The prime minister has repeatedly threatened to veto the upcoming budget talks unless spending is frozen in real terms, and in December last year he vetoed a package of fiscal measures designed to help deal with the euro zone debt crisis.
Some European officials believe Britain is on a path to an acrimonious exit from the 27-member bloc.
The prime minister also said he would insist Merkel stick by a letter she and other European leaders signed in 2010 calling for a real terms freeze in the EU budget, which would ensure spending rises no higher than the rate of inflation.
“They’re proposing a completely ludicrous 100 billion euro (80 billion pounds) increase in the European budget,” Cameron told reporters.

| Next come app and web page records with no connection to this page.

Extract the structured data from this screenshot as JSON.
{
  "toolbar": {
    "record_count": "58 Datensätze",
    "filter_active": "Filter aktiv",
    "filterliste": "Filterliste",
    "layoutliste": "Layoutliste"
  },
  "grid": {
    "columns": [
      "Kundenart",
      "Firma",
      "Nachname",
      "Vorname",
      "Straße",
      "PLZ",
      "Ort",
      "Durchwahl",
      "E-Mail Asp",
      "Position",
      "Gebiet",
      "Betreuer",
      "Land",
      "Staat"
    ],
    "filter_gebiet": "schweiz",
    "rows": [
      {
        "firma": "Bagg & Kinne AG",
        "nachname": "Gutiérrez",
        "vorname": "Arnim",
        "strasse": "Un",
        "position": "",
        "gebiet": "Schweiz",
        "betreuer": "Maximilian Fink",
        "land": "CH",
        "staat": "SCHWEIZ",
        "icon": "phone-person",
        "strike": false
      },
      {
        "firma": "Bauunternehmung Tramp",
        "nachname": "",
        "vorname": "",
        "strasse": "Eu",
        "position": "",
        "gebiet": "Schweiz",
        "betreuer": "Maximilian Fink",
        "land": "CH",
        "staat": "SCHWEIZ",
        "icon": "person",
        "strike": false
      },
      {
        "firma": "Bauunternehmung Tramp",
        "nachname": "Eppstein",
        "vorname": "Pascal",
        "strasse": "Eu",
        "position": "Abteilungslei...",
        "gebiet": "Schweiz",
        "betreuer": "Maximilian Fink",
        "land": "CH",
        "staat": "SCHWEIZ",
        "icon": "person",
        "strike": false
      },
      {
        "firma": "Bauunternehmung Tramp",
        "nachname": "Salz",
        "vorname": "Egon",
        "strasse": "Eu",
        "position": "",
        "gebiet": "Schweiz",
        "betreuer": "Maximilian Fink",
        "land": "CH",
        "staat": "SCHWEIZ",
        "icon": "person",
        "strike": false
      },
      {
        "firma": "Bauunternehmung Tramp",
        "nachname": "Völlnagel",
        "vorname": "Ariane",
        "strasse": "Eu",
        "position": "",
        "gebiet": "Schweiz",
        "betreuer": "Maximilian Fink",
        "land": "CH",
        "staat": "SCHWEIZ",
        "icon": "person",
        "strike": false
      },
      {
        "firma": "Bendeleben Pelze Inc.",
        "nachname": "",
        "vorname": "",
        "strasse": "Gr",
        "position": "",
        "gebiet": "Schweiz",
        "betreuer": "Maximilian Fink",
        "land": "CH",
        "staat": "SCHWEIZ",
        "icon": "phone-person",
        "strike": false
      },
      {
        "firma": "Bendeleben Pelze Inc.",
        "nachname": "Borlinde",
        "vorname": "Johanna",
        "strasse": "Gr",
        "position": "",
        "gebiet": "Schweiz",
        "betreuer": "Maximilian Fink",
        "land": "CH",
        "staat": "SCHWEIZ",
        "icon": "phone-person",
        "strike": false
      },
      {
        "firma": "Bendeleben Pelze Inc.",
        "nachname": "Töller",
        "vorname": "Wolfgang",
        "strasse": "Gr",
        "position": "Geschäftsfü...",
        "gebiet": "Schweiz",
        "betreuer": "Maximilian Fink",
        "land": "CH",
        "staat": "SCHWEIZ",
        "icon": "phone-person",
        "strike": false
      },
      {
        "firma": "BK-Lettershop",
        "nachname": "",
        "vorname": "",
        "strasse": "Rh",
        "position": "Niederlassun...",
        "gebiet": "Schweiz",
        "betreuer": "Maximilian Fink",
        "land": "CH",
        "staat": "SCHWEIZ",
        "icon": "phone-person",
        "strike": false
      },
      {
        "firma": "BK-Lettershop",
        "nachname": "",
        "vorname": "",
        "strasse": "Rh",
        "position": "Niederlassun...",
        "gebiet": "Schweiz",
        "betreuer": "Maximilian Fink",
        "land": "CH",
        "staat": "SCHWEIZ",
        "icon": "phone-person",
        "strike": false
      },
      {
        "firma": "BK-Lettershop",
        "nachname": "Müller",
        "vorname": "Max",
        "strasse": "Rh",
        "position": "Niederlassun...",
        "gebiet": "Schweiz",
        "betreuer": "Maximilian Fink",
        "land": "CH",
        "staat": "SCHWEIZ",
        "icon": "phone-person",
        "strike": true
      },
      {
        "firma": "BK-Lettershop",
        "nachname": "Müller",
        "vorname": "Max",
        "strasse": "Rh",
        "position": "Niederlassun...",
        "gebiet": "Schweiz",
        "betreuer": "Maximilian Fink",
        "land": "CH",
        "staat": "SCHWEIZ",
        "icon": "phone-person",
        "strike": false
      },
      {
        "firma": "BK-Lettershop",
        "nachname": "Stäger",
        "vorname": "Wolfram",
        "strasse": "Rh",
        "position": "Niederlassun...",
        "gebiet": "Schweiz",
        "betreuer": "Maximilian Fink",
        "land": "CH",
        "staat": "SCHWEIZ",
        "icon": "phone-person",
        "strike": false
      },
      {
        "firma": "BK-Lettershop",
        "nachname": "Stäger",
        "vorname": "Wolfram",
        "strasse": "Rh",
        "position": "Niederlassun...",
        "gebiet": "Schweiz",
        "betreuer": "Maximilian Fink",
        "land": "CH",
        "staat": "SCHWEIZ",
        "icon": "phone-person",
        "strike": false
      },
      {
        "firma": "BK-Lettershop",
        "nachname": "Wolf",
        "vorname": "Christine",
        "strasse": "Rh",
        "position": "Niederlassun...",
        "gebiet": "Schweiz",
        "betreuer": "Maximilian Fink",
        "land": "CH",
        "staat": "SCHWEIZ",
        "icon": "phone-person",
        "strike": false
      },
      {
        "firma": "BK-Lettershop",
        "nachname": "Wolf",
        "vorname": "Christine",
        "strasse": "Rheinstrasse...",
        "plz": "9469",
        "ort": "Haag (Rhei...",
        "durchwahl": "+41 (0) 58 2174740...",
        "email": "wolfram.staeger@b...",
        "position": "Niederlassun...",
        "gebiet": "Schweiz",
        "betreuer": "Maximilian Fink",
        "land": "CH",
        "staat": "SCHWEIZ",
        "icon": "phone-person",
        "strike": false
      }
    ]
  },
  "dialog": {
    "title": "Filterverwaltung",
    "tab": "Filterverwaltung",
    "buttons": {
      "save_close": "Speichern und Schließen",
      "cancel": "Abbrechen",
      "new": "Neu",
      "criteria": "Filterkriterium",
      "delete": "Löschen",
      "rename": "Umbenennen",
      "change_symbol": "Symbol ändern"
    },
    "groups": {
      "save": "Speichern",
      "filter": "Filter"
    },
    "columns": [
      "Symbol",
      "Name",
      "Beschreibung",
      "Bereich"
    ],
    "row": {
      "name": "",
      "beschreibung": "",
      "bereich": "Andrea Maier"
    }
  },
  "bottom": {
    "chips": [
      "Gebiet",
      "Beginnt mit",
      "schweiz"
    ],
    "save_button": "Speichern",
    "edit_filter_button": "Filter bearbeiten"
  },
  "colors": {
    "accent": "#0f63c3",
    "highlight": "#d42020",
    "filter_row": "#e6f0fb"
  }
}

“How can they argue that countries should be cutting spending and taking tough decisions if they’re not prepared to take tough decisions themselves?” he said, adding, “I will be arguing for a very tough outcome. I never had very high hopes for a November agreement because you’ve got 27 different people round the table with 27 different opinions.”
Britain, a net contributor to the EU budget, is not alone in calling for budgetary restraint, but it has been the loudest.
Cameron is under intense pressure from his own party and the public to take a tough stance on EU spending at a time of harsh austerity measures at home, giving him very little room to manoeuvre at the budget talks.
He is likely to be fiercely opposed by EU members such as Poland, net recipients from the EU budget, making a November deal unlikely given the budget has to be agreed unanimously.
The prime minister said he has always had “good, frank, open conversations” with Merkel, but that he would be making his arguments on EU spending to her “with vigour”.
Talks on the seven-year EU budget are due to be held in Brussels on November 22-23, and Cameron would have to submit any agreement to parliament for approval.
The growing influence of the eurosceptic wing of his party threatens to reopen the row over Europe that helped undo former Conservative prime ministers Margaret Thatcher and John Major.
Cameron suffered a major parliamentary rebellion last week when members of his ruling Conservative Party joined opposition Labour to win a non-binding vote calling for a real terms cut in EU spending, not just a freeze.
One of Britain’s misgivings over the EU budget is the belief that too much money is spent to prop up the bloc’s 17-member euro zone currency union, of which Britain is not a member.
Cameron said he would argue that euro zone countries, hit by costly sovereign debt crises, should have a separate budget.
“I understand the difficulties of the euro, but the European Union budget is for all 27 members of the EU, and we shouldn’t be using the EU budget to make up for difficulties and problems in the euro zone,” he reiterated.
Reporting by Mohammed Abbas; editing by Ron Askew